However, the problem then comes that whilst Brazil have a number of functional central midfielders—defensive (Luiz Gustavo and Fernando) and box-to-box (Paulinho) types—they don't really have the dominant midfield playmaker, like Xavi, Andrea Pirlo or Bastian Schweinsteiger.
Certainly, Hernanes has talent—there are very few players who have his ability to pass and shoot with such astonishing accuracy with either foot—but whether he has the necessary personality to dominate matches at the highest level remains to be seen.
All of which offers more questions than answers. Once again, unless Scolari can put his finger on exactly how to change the situation, this will only continue to be a major hindrance to the Selecao.
In the absence of Franck Ribery and Samir Nasri, striker Karim Benzema is Les Bleus' chief attacking threat.

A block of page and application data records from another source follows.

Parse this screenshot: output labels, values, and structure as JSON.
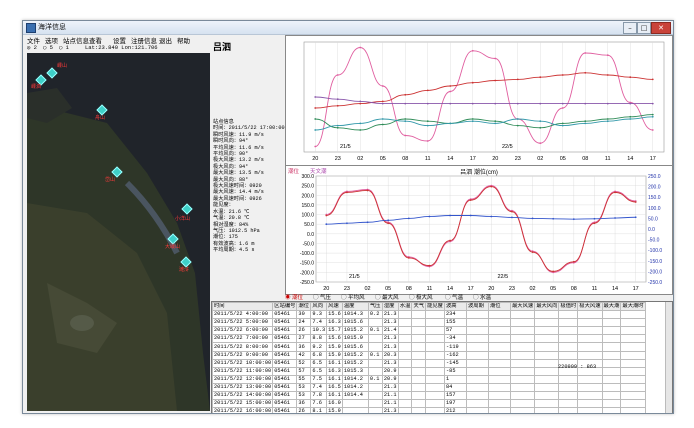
{
  "window": {
    "title": "海洋信息",
    "minimize": "–",
    "maximize": "□",
    "close": "✕"
  },
  "menu": [
    "文件",
    "选项",
    "站点信息查看",
    "设置",
    "注册信息",
    "退出",
    "帮助"
  ],
  "toolbar": {
    "opt1": "◎ 2",
    "opt2": "◯ 5",
    "opt3": "◯ 1",
    "coords": "Lat:23.840  Lon:121.706"
  },
  "map": {
    "stations": [
      {
        "label": "嵊山"
      },
      {
        "label": "嵊泗"
      },
      {
        "label": "舟山"
      },
      {
        "label": "岱山"
      },
      {
        "label": "小洋山"
      },
      {
        "label": "大戢山"
      },
      {
        "label": "滩浒"
      }
    ]
  },
  "station_name": "吕泗",
  "info": {
    "lines": [
      "站点信息",
      "时间：2011/5/22 17:00:00",
      "瞬时风速：11.9 m/s",
      "瞬时风向：94°",
      "平均风速：11.6 m/s",
      "平均风向：90°",
      "极大风速：13.2 m/s",
      "极大风向：94°",
      "最大风速：13.5 m/s",
      "最大风向：88°",
      "极大风速时间：0920",
      "最大风速：14.4 m/s",
      "最大风速时间：0926",
      "能见度：",
      "水温：21.6 ℃",
      "气温：20.8 ℃",
      "相对湿度：84%",
      "气压：1012.5 hPa",
      "潮位：175",
      "有效波高：1.6 m",
      "平均周期：4.5 s"
    ]
  },
  "chart_data": [
    {
      "type": "line",
      "title": "",
      "x": [
        "20",
        "23",
        "02",
        "05",
        "08",
        "11",
        "14",
        "17",
        "20",
        "23",
        "02",
        "05",
        "08",
        "11",
        "14",
        "17"
      ],
      "x_groups": [
        "21/5",
        "22/5"
      ],
      "series": [
        {
          "color": "#e05fa0",
          "values": [
            5,
            70,
            95,
            60,
            15,
            10,
            55,
            92,
            85,
            30,
            8,
            40,
            90,
            88,
            45,
            20
          ]
        },
        {
          "color": "#cc3333",
          "values": [
            40,
            42,
            44,
            46,
            52,
            56,
            60,
            63,
            65,
            66,
            68,
            70,
            72,
            70,
            68,
            66
          ]
        },
        {
          "color": "#2e8b57",
          "values": [
            30,
            22,
            20,
            25,
            30,
            28,
            26,
            30,
            28,
            24,
            22,
            26,
            28,
            30,
            32,
            34
          ]
        },
        {
          "color": "#3399aa",
          "values": [
            20,
            24,
            26,
            30,
            28,
            24,
            26,
            28,
            26,
            30,
            28,
            24,
            26,
            28,
            30,
            32
          ]
        },
        {
          "color": "#8855aa",
          "values": [
            50,
            48,
            46,
            44,
            44,
            44,
            44,
            44,
            44,
            44,
            44,
            44,
            44,
            44,
            44,
            44
          ]
        }
      ]
    },
    {
      "type": "line",
      "title": "吕泗  潮位(cm)",
      "legend_left": [
        "潮位",
        "天文潮"
      ],
      "x": [
        "20",
        "23",
        "02",
        "05",
        "08",
        "11",
        "14",
        "17",
        "20",
        "23",
        "02",
        "05",
        "08",
        "11",
        "14",
        "17"
      ],
      "x_groups": [
        "21/5",
        "22/5"
      ],
      "y_left": [
        "300.0",
        "250.0",
        "200.0",
        "150.0",
        "100.0",
        "50.0",
        "0.0",
        "-50.0",
        "-100.0",
        "-150.0",
        "-200.0",
        "-250.0"
      ],
      "y_right": [
        "250.0",
        "200.0",
        "150.0",
        "100.0",
        "50.0",
        "0.0",
        "-50.0",
        "-100.0",
        "-150.0",
        "-200.0",
        "-250.0"
      ],
      "ylim": [
        -250,
        300
      ],
      "series": [
        {
          "color": "#e05fa0",
          "values": [
            100,
            220,
            230,
            60,
            -120,
            -170,
            -40,
            180,
            250,
            120,
            -90,
            -200,
            -150,
            60,
            220,
            170
          ]
        },
        {
          "color": "#cc3333",
          "values": [
            95,
            215,
            225,
            55,
            -125,
            -165,
            -35,
            175,
            245,
            115,
            -95,
            -195,
            -145,
            55,
            215,
            165
          ]
        },
        {
          "color": "#3355cc",
          "values": [
            50,
            55,
            60,
            70,
            80,
            90,
            95,
            95,
            90,
            85,
            80,
            78,
            76,
            78,
            82,
            86
          ]
        }
      ]
    }
  ],
  "legend_bar": [
    "◉ 潮位",
    "◯ 气压",
    "◯ 平均风",
    "◯ 最大风",
    "◯ 极大风",
    "◯ 气温",
    "◯ 水温"
  ],
  "table": {
    "headers": [
      "时间",
      "区站编号",
      "潮位",
      "风向",
      "风速",
      "温度",
      "气压",
      "湿度",
      "水温",
      "天气",
      "能见度",
      "波高",
      "波周期",
      "潮位",
      "最大风速",
      "最大风向",
      "极值时",
      "极大风速",
      "最大潮",
      "最大潮时"
    ],
    "rows": [
      [
        "2011/5/22 4:00:00",
        "05461",
        "30",
        "9.3",
        "15.6",
        "1014.3",
        "0.2",
        "21.3",
        "",
        "",
        "",
        "234"
      ],
      [
        "2011/5/22 5:00:00",
        "05461",
        "24",
        "7.4",
        "16.3",
        "1015.6",
        "",
        "21.3",
        "",
        "",
        "",
        "155"
      ],
      [
        "2011/5/22 6:00:00",
        "05461",
        "26",
        "10.3",
        "15.7",
        "1015.2",
        "0.1",
        "21.4",
        "",
        "",
        "",
        "57"
      ],
      [
        "2011/5/22 7:00:00",
        "05461",
        "27",
        "8.8",
        "15.6",
        "1015.9",
        "",
        "21.3",
        "",
        "",
        "",
        "-34"
      ],
      [
        "2011/5/22 8:00:00",
        "05461",
        "36",
        "9.2",
        "15.9",
        "1015.6",
        "",
        "21.3",
        "",
        "",
        "",
        "-119"
      ],
      [
        "2011/5/22 9:00:00",
        "05461",
        "42",
        "6.8",
        "15.9",
        "1015.2",
        "0.1",
        "20.3",
        "",
        "",
        "",
        "-162"
      ],
      [
        "2011/5/22 10:00:00",
        "05461",
        "52",
        "6.5",
        "16.1",
        "1015.2",
        "",
        "21.3",
        "",
        "",
        "",
        "-145"
      ],
      [
        "2011/5/22 11:00:00",
        "05461",
        "57",
        "6.5",
        "16.3",
        "1015.3",
        "",
        "20.9",
        "",
        "",
        "",
        "-85"
      ],
      [
        "2011/5/22 12:00:00",
        "05461",
        "55",
        "7.5",
        "16.1",
        "1014.2",
        "0.1",
        "20.9",
        "",
        "",
        "",
        "1"
      ],
      [
        "2011/5/22 13:00:00",
        "05461",
        "53",
        "7.4",
        "16.5",
        "1014.2",
        "",
        "21.3",
        "",
        "",
        "",
        "84"
      ],
      [
        "2011/5/22 14:00:00",
        "05461",
        "53",
        "7.8",
        "16.1",
        "1014.4",
        "",
        "21.1",
        "",
        "",
        "",
        "157"
      ],
      [
        "2011/5/22 15:00:00",
        "05461",
        "36",
        "7.6",
        "16.0",
        "",
        "",
        "21.1",
        "",
        "",
        "",
        "197"
      ],
      [
        "2011/5/22 16:00:00",
        "05461",
        "26",
        "8.1",
        "15.9",
        "",
        "",
        "21.3",
        "",
        "",
        "",
        "212"
      ],
      [
        "2011/5/22 17:00:00",
        "05461",
        "23",
        "5.4",
        "15.9",
        "",
        "0.1",
        "20.8",
        "",
        "",
        "",
        "175"
      ]
    ],
    "extra_value": "220909 : 863"
  }
}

However, whilst a record of 15 goals in 57 caps is by no means bad, it is time that the Real Madrid No. 9 begins to show his best for the national team and starts to show a killer instinct in front of goal.
Benzema is unquestionably a tremendous talent. On paper, he would appear to have it all as a centre-forward: a clever technician, quick, strong and with very good movement.
However, for all his brilliance at the club level in the past two seasons—32 goals in 2011-12, 21 goals in 2012-13—his recent international record stands at a paltry three strikes in 19 games (two against Estonia and one vs. Albania).
As it stands, Benzema is in the midst of a 1,011-minute goal drought in the colours of the national team.
Now, in a match which will be a real test of temperament for Didier Deschamps' side, Benzema must prove that he has the mental toughness to lead his side. Alongside Marseille's Mathieu Valbuena, Benzema represents the chief goalscoring and creative threat heading into Sunday's test in Porto Alegre.
It is time he began to prove his pedigree.
Over the course of the last 12 months, Arsenal's Laurent Koscielny has arguably grown into the key defender both for club and country.
Having been behind Per Mertesacker and Thomas Vermaelen in the pecking order at the Emirates Stadium back in August, Koscielny has gone on to prove himself an indispensible member of Arsene Wenger's side.
Likewise, at the international level, the 27-year-old has continued to grow as a defender and his most recent showings for Les Bleus—the 1-0 losses to both Spain and Uruguay—have both been highly promising.
Quick across the ground, aggressive in the tackle and a good reader of the game, his reputation continues to grow and it's no wonder The Sun has him linked with the likes of European champions Bayern Munich.
The likes of Fred and Neymar will represent another test for the former Lorient man, but such has been his recent solidarity that the smart money is on Koscielny coming through it with flying colours once again.